Honey bees – particularly those cultivated by professional beekeepers – are quite possibly the most crucial insect species we have. There’s more to it than just the honey, too. According to the USDA, approximately one-third of our diet is made up of crops that are pollinated by bees. Many plants would not produce fruit and vegetables if it weren’t for the work accomplished by honey bees.
Unless there’s a hive or colony located near pets or people, it’s better to leave well enough alone and allow the honey bees do their thing. If you discover a hive in a place that’s troubling, a dependable exterminator can eliminate the colony or, in some instances, transfer it to a safer location.
With all that said, however, there are instances when bees can be a significant threat. “Killer” bees aren’t just a myth – they are a true phenomenon called Africanized honey bees.
All types of bees swarm from time to time, almost always during the spring. It’s a process that takes place after a new queen has become an adult and a portion of the old colony leaves to make a new hive somewhere else. Traditional honey bees swarm once a year, but Africanized honey bees (AHBs) do it as often as eight times annually.
That’s where the threat comes in. 1 bee sting, except in the rare case of a severe allergic reaction, isn’t dangerous. A dozen can send you to the emergency room. Since Africanized bees swarm in greater numbers and are typically much more competitive than ordinary honey bees, AHB swarms can easily inflict 100 or more stings in a frighteningly short time period.
Even when they aren’t swarming, AHBs are more aggressive when it comes to protecting their dwelling. They knowingly guard their hives and, while they do not randomly attack humans and creatures they experience when gathering pollen, Squirrel Poop will try to bite “invaders” who come within up to 100 feet of the colony. Normal honey bees rarely sting people who wander up to within 15 feet of their house, and even then they often won’t attack unless the hive itself is disturbed.
So how can you tell a standard honey bee and its hive from one that is Africanized? You can not, and that amplifies the danger. It’s only been recently that state and federal officials have added Arkansas and Oklahoma to the list of areas that AHBs now inhabit. They were found in southeastern Oklahoma and southwestern Arkansas in 2005, but they have steadily moved into wider areas of both countries.

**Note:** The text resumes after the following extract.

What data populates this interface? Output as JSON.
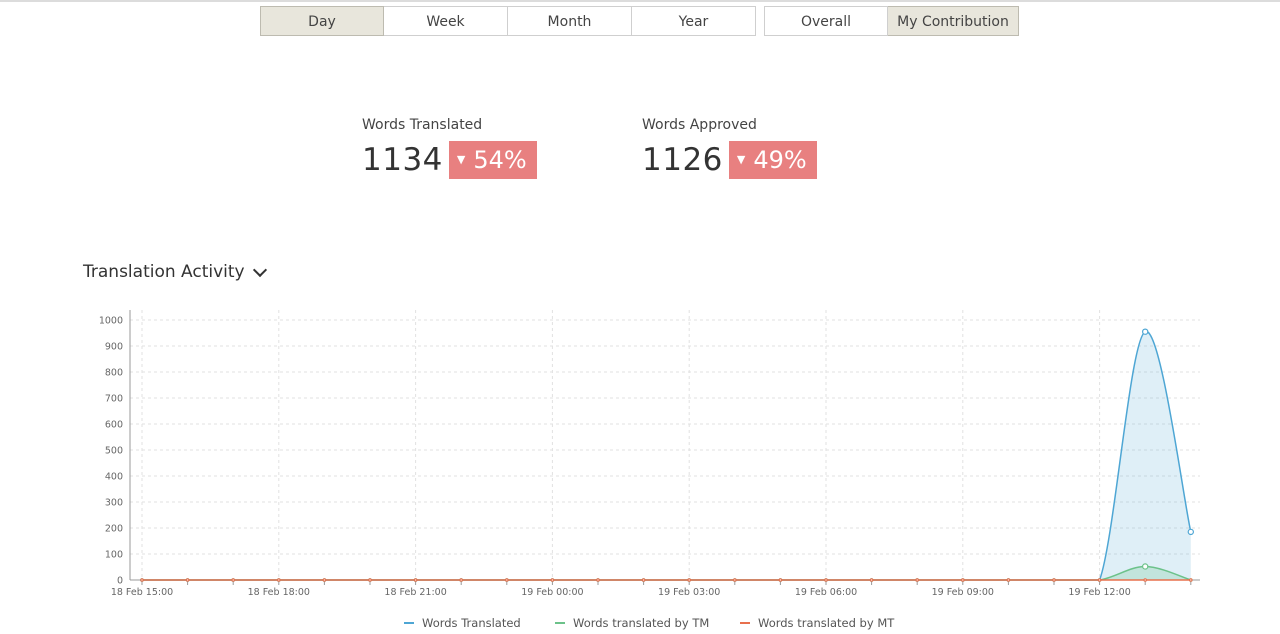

Today, you should think about any bee and its colony to be Africanized, merely to be on the safe side. If you see a hive, move away quickly and get a trusted pest management agency and the local county extension office. If you’re stung, RUN and do not stop running until you’re safely indoors or in some other enclosure, such as your car.